Over the last couple of years, Penang has been voted one of the top places to retire in the world. It has been granted the status of best Asian street food.

It’s a beautiful, inexpensive, tropical island with some of the world’s best food. What more do you want!

It’s my writer’s oasis.

Come give us a visit!

 

I want a restaurant which does what I can’t

I live in Asia. Penang, Malaysia to be precise. My tropical, island home is blessed with some of the best Asian food in the planet. The street food is cheap and plentiful and simply amazing. I’m learning to replicate some of the dishes at home, but still they real-deal is always better. No matter how many times I make the Thai padprik chicken in my own kitchen, it still isn’t as good as the one my Thai lady at the food stalls whips up in about a minute over a steaming hot wok.

Western food in Penang is another thing altogether. The best western food in Penang is at my house. If you want real pizza, come on over. Real American food, I’ll whip it up for you. Mexican – oh yes, I’ll have your taste-buds tantalizing. The western restaurants which try to replicate the western flavors fall severely short.

I had a friend who would never buy in a restaurant that which he could make better at home. That makes a lot of sense.

So that’s my new creed – I want a restaurant which does what I can’t.

I met one the other day called Kebaya of the Seven Terraces boutique hotel in Georgetown. I’ll have to do a proper review of the place sometime soon since I just went there for the first time. But I walked away not just impressed, floored really. The flavors, quality, presentation, and service were impeccable. Truly some of the best food I have ever eaten in my life.
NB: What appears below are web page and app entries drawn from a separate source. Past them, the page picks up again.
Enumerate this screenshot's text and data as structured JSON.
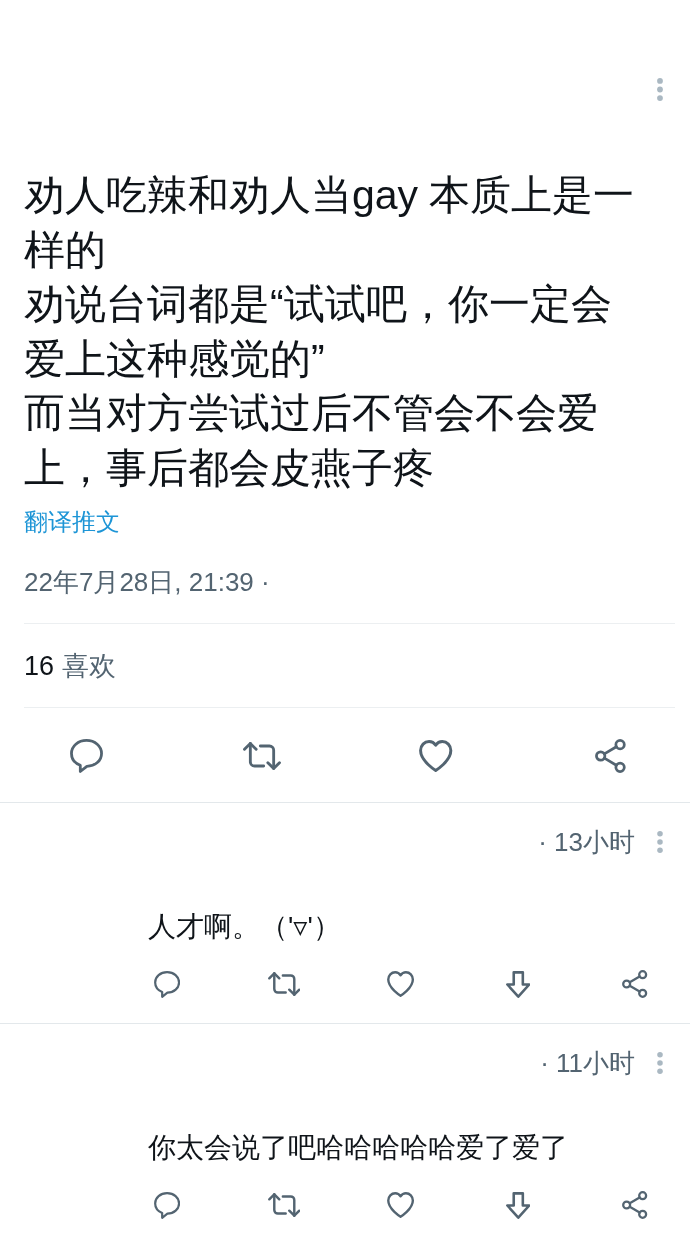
{
  "tweet": {
    "paragraphs": [
      "劝人吃辣和劝人当gay 本质上是一样的",
      "劝说台词都是“试试吧，你一定会爱上这种感觉的”",
      "而当对方尝试过后不管会不会爱上，事后都会皮燕子疼"
    ],
    "translate_link": "翻译推文",
    "timestamp": "22年7月28日, 21:39 ·",
    "likes": {
      "count": "16",
      "label": "喜欢"
    },
    "actions": [
      {
        "kind": "reply"
      },
      {
        "kind": "retweet"
      },
      {
        "kind": "like"
      },
      {
        "kind": "share"
      }
    ]
  },
  "replies": [
    {
      "time": "· 13小时",
      "text": "人才啊。（'▿'）",
      "actions": [
        {
          "kind": "reply"
        },
        {
          "kind": "retweet"
        },
        {
          "kind": "like"
        },
        {
          "kind": "download"
        },
        {
          "kind": "share"
        }
      ]
    },
    {
      "time": "· 11小时",
      "text": "你太会说了吧哈哈哈哈哈爱了爱了",
      "actions": [
        {
          "kind": "reply"
        },
        {
          "kind": "retweet"
        },
        {
          "kind": "like"
        },
        {
          "kind": "download"
        },
        {
          "kind": "share"
        }
      ]
    }
  ]
}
But the one dish that got me thinking about this post was their special of the day: smoked beef in red curry. I know how to make beef. I know how to grill a good steak. But one bite of the beef and I knew that they had secrets which I didn’t know. The smoky charcoal flavor permeated every fiber of that beef, unlike any I have ever tasted. Coupled with the phenomenal red curry sauce, it was a dish that could have made me weep if I weren’t so happy.
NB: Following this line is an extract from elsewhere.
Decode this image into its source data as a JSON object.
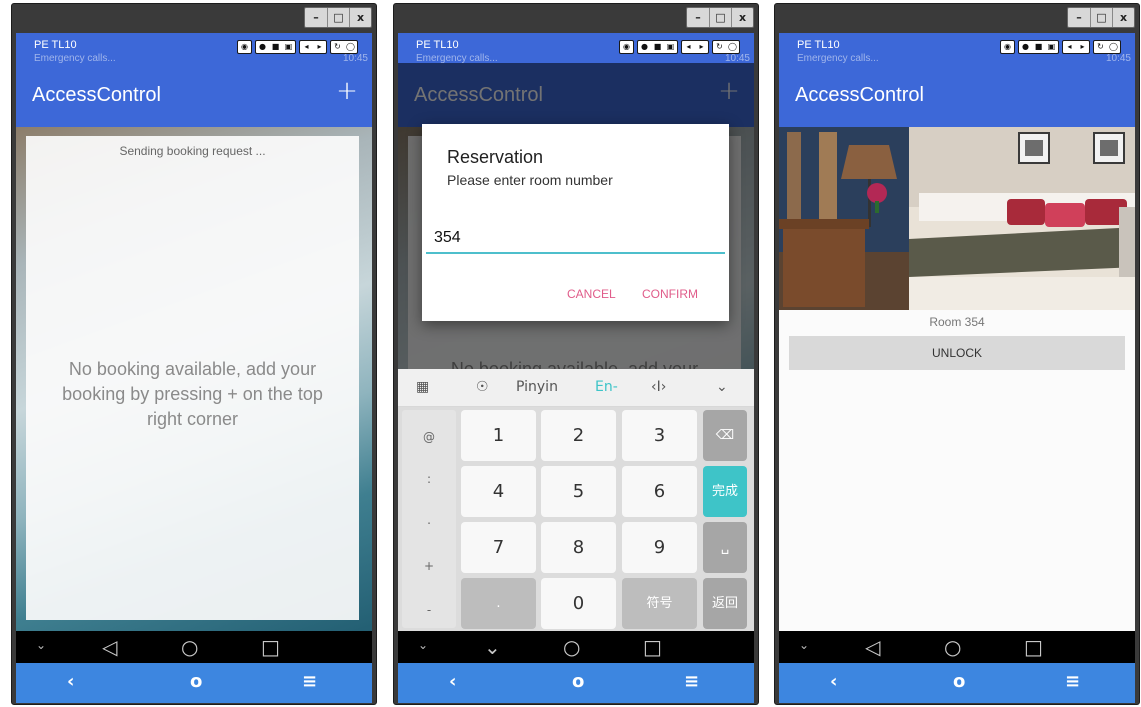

Those geniuses in the kitchen know a bunch of royal secrets which made my experience truly something to be treasured.

And that’s why I like the local hawker Asian food as well. They have their know-how, methods, and ingredients which make their flavors and experience unique.

This is what a restaurant experience should be like. Hey cooks, chefs, and restaurateurs, make me something that I can’t make at home, and then you’ll surely have me as a longtime customer.

Kudos to Kebaya. The best restaurant in Penang.